▶ [PROBLEM TO SOLVE]
Could you repeat every entry below word for word, leaving out the pictures?

━━━━━━━━━━━━━━━━━━━━

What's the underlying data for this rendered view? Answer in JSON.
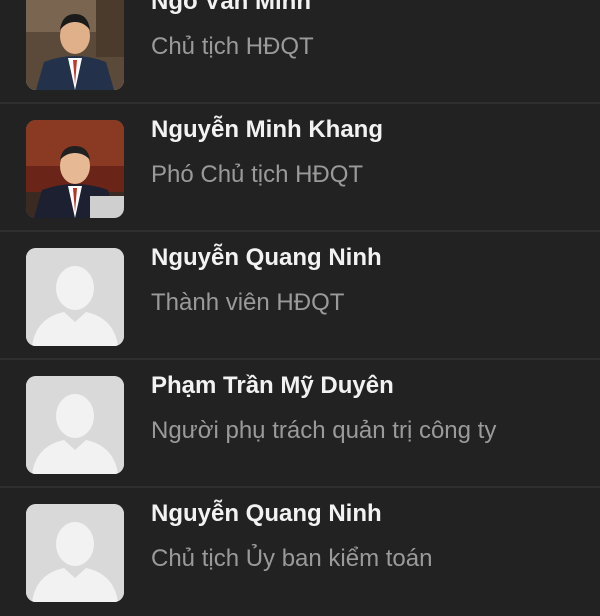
{
  "members": [
    {
      "name": "Ngô Văn Minh",
      "role": "Chủ tịch HĐQT",
      "avatar": "portrait-photo"
    },
    {
      "name": "Nguyễn Minh Khang",
      "role": "Phó Chủ tịch HĐQT",
      "avatar": "portrait-photo"
    },
    {
      "name": "Nguyễn Quang Ninh",
      "role": "Thành viên HĐQT",
      "avatar": "placeholder-silhouette"
    },
    {
      "name": "Phạm Trần Mỹ Duyên",
      "role": "Người phụ trách quản trị công ty",
      "avatar": "placeholder-silhouette"
    },
    {
      "name": "Nguyễn Quang Ninh",
      "role": "Chủ tịch Ủy ban kiểm toán",
      "avatar": "placeholder-silhouette"
    }
  ],
  "colors": {
    "background": "#222222",
    "divider": "#2f2f2f",
    "name_text": "#f2f2f2",
    "role_text": "#9a9a9a",
    "placeholder_bg": "#d9d9d9",
    "placeholder_figure": "#f2f2f2"
  }
}
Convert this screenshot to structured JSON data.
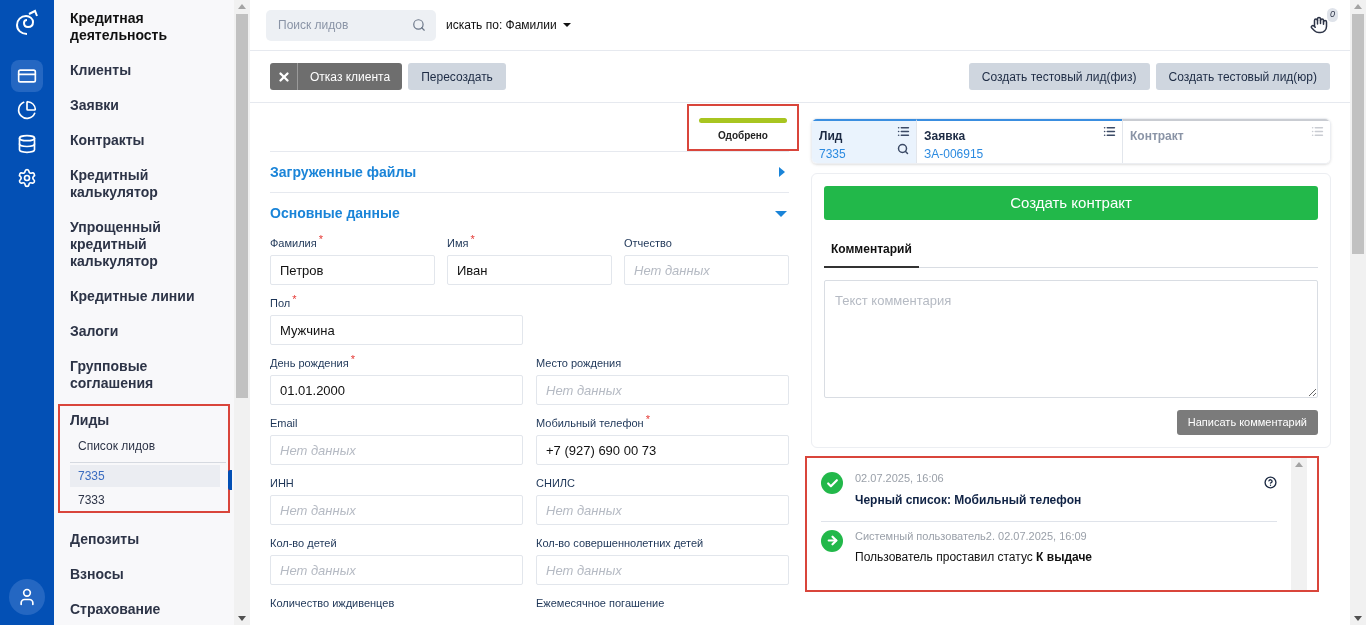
{
  "rail": {
    "items": [
      {
        "kind": "card",
        "selected": true
      },
      {
        "kind": "chart",
        "selected": false
      },
      {
        "kind": "database",
        "selected": false
      },
      {
        "kind": "settings",
        "selected": false
      }
    ]
  },
  "nav": {
    "items": [
      {
        "label": "Кредитная деятельность",
        "kind": "heading"
      },
      {
        "label": "Клиенты",
        "kind": "item"
      },
      {
        "label": "Заявки",
        "kind": "item"
      },
      {
        "label": "Контракты",
        "kind": "item"
      },
      {
        "label": "Кредитный калькулятор",
        "kind": "item"
      },
      {
        "label": "Упрощенный кредитный калькулятор",
        "kind": "item"
      },
      {
        "label": "Кредитные линии",
        "kind": "item"
      },
      {
        "label": "Залоги",
        "kind": "item"
      },
      {
        "label": "Групповые соглашения",
        "kind": "item"
      },
      {
        "label": "Лиды",
        "kind": "item",
        "highlighted": true,
        "children": [
          {
            "label": "Список лидов",
            "children": [
              {
                "label": "7335",
                "selected": true
              },
              {
                "label": "7333",
                "selected": false
              }
            ]
          }
        ]
      },
      {
        "label": "Депозиты",
        "kind": "item"
      },
      {
        "label": "Взносы",
        "kind": "item"
      },
      {
        "label": "Страхование",
        "kind": "item"
      }
    ]
  },
  "header": {
    "search": {
      "placeholder": "Поиск лидов"
    },
    "search_by": "искать по: Фамилии",
    "notifications_badge": "0"
  },
  "toolbar": {
    "left": [
      {
        "label": "Отказ клиента",
        "kind": "dark"
      },
      {
        "label": "Пересоздать",
        "kind": "light"
      }
    ],
    "right": [
      {
        "label": "Создать тестовый лид(физ)"
      },
      {
        "label": "Создать тестовый лид(юр)"
      }
    ]
  },
  "status": {
    "label": "Одобрено",
    "color": "#a8c520",
    "highlighted": true
  },
  "sections": [
    {
      "title": "Загруженные файлы",
      "expanded": false
    },
    {
      "title": "Основные данные",
      "expanded": true
    }
  ],
  "form_rows": [
    [
      {
        "label": "Фамилия",
        "required_mark": "*",
        "value": "Петров"
      },
      {
        "label": "Имя",
        "required_mark": "*",
        "value": "Иван"
      },
      {
        "label": "Отчество",
        "placeholder": "Нет данных"
      }
    ],
    [
      {
        "label": "Пол",
        "required_mark": "*",
        "value": "Мужчина"
      }
    ],
    [
      {
        "label": "День рождения",
        "required_mark": "*",
        "value": "01.01.2000"
      },
      {
        "label": "Место рождения",
        "placeholder": "Нет данных"
      }
    ],
    [
      {
        "label": "Email",
        "placeholder": "Нет данных"
      },
      {
        "label": "Мобильный телефон",
        "required_mark": "*",
        "value": "+7 (927) 690 00 73"
      }
    ],
    [
      {
        "label": "ИНН",
        "placeholder": "Нет данных"
      },
      {
        "label": "СНИЛС",
        "placeholder": "Нет данных"
      }
    ],
    [
      {
        "label": "Кол-во детей",
        "placeholder": "Нет данных"
      },
      {
        "label": "Кол-во совершеннолетних детей",
        "placeholder": "Нет данных"
      }
    ],
    [
      {
        "label": "Количество иждивенцев"
      },
      {
        "label": "Ежемесячное погашение"
      }
    ]
  ],
  "stage_tabs": [
    {
      "title": "Лид",
      "value": "7335",
      "selected": true,
      "disabled": false,
      "search": true
    },
    {
      "title": "Заявка",
      "value": "ЗА-006915",
      "selected": false,
      "disabled": false,
      "search": false
    },
    {
      "title": "Контракт",
      "selected": false,
      "disabled": true,
      "search": false
    }
  ],
  "create_contract": "Создать контракт",
  "comment": {
    "tab": "Комментарий",
    "placeholder": "Текст комментария",
    "submit": "Написать комментарий"
  },
  "history": {
    "highlighted": true,
    "items": [
      {
        "kind": "check",
        "meta": "02.07.2025, 16:06",
        "text": "**Черный список: Мобильный телефон**",
        "help": true
      },
      {
        "kind": "arrow",
        "meta": "Системный пользователь2. 02.07.2025, 16:09",
        "text": "Пользователь проставил статус **К выдаче**",
        "help": false
      }
    ]
  }
}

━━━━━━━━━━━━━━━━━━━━

▶ [ANSWER FOR THIS EXERCISE]
What's the underlying data for this rendered view? Answer in JSON.
{
  "members": [
    {
      "name": "Ngô Văn Minh",
      "role": "Chủ tịch HĐQT",
      "avatar": "portrait-photo"
    },
    {
      "name": "Nguyễn Minh Khang",
      "role": "Phó Chủ tịch HĐQT",
      "avatar": "portrait-photo"
    },
    {
      "name": "Nguyễn Quang Ninh",
      "role": "Thành viên HĐQT",
      "avatar": "placeholder-silhouette"
    },
    {
      "name": "Phạm Trần Mỹ Duyên",
      "role": "Người phụ trách quản trị công ty",
      "avatar": "placeholder-silhouette"
    },
    {
      "name": "Nguyễn Quang Ninh",
      "role": "Chủ tịch Ủy ban kiểm toán",
      "avatar": "placeholder-silhouette"
    }
  ],
  "colors": {
    "background": "#222222",
    "divider": "#2f2f2f",
    "name_text": "#f2f2f2",
    "role_text": "#9a9a9a",
    "placeholder_bg": "#d9d9d9",
    "placeholder_figure": "#f2f2f2"
  }
}
Convert this screenshot to structured JSON data.
{
  "rail": {
    "items": [
      {
        "kind": "card",
        "selected": true
      },
      {
        "kind": "chart",
        "selected": false
      },
      {
        "kind": "database",
        "selected": false
      },
      {
        "kind": "settings",
        "selected": false
      }
    ]
  },
  "nav": {
    "items": [
      {
        "label": "Кредитная деятельность",
        "kind": "heading"
      },
      {
        "label": "Клиенты",
        "kind": "item"
      },
      {
        "label": "Заявки",
        "kind": "item"
      },
      {
        "label": "Контракты",
        "kind": "item"
      },
      {
        "label": "Кредитный калькулятор",
        "kind": "item"
      },
      {
        "label": "Упрощенный кредитный калькулятор",
        "kind": "item"
      },
      {
        "label": "Кредитные линии",
        "kind": "item"
      },
      {
        "label": "Залоги",
        "kind": "item"
      },
      {
        "label": "Групповые соглашения",
        "kind": "item"
      },
      {
        "label": "Лиды",
        "kind": "item",
        "highlighted": true,
        "children": [
          {
            "label": "Список лидов",
            "children": [
              {
                "label": "7335",
                "selected": true
              },
              {
                "label": "7333",
                "selected": false
              }
            ]
          }
        ]
      },
      {
        "label": "Депозиты",
        "kind": "item"
      },
      {
        "label": "Взносы",
        "kind": "item"
      },
      {
        "label": "Страхование",
        "kind": "item"
      }
    ]
  },
  "header": {
    "search": {
      "placeholder": "Поиск лидов"
    },
    "search_by": "искать по: Фамилии",
    "notifications_badge": "0"
  },
  "toolbar": {
    "left": [
      {
        "label": "Отказ клиента",
        "kind": "dark"
      },
      {
        "label": "Пересоздать",
        "kind": "light"
      }
    ],
    "right": [
      {
        "label": "Создать тестовый лид(физ)"
      },
      {
        "label": "Создать тестовый лид(юр)"
      }
    ]
  },
  "status": {
    "label": "Одобрено",
    "color": "#a8c520",
    "highlighted": true
  },
  "sections": [
    {
      "title": "Загруженные файлы",
      "expanded": false
    },
    {
      "title": "Основные данные",
      "expanded": true
    }
  ],
  "form_rows": [
    [
      {
        "label": "Фамилия",
        "required_mark": "*",
        "value": "Петров"
      },
      {
        "label": "Имя",
        "required_mark": "*",
        "value": "Иван"
      },
      {
        "label": "Отчество",
        "placeholder": "Нет данных"
      }
    ],
    [
      {
        "label": "Пол",
        "required_mark": "*",
        "value": "Мужчина"
      }
    ],
    [
      {
        "label": "День рождения",
        "required_mark": "*",
        "value": "01.01.2000"
      },
      {
        "label": "Место рождения",
        "placeholder": "Нет данных"
      }
    ],
    [
      {
        "label": "Email",
        "placeholder": "Нет данных"
      },
      {
        "label": "Мобильный телефон",
        "required_mark": "*",
        "value": "+7 (927) 690 00 73"
      }
    ],
    [
      {
        "label": "ИНН",
        "placeholder": "Нет данных"
      },
      {
        "label": "СНИЛС",
        "placeholder": "Нет данных"
      }
    ],
    [
      {
        "label": "Кол-во детей",
        "placeholder": "Нет данных"
      },
      {
        "label": "Кол-во совершеннолетних детей",
        "placeholder": "Нет данных"
      }
    ],
    [
      {
        "label": "Количество иждивенцев"
      },
      {
        "label": "Ежемесячное погашение"
      }
    ]
  ],
  "stage_tabs": [
    {
      "title": "Лид",
      "value": "7335",
      "selected": true,
      "disabled": false,
      "search": true
    },
    {
      "title": "Заявка",
      "value": "ЗА-006915",
      "selected": false,
      "disabled": false,
      "search": false
    },
    {
      "title": "Контракт",
      "selected": false,
      "disabled": true,
      "search": false
    }
  ],
  "create_contract": "Создать контракт",
  "comment": {
    "tab": "Комментарий",
    "placeholder": "Текст комментария",
    "submit": "Написать комментарий"
  },
  "history": {
    "highlighted": true,
    "items": [
      {
        "kind": "check",
        "meta": "02.07.2025, 16:06",
        "text": "**Черный список: Мобильный телефон**",
        "help": true
      },
      {
        "kind": "arrow",
        "meta": "Системный пользователь2. 02.07.2025, 16:09",
        "text": "Пользователь проставил статус **К выдаче**",
        "help": false
      }
    ]
  }
}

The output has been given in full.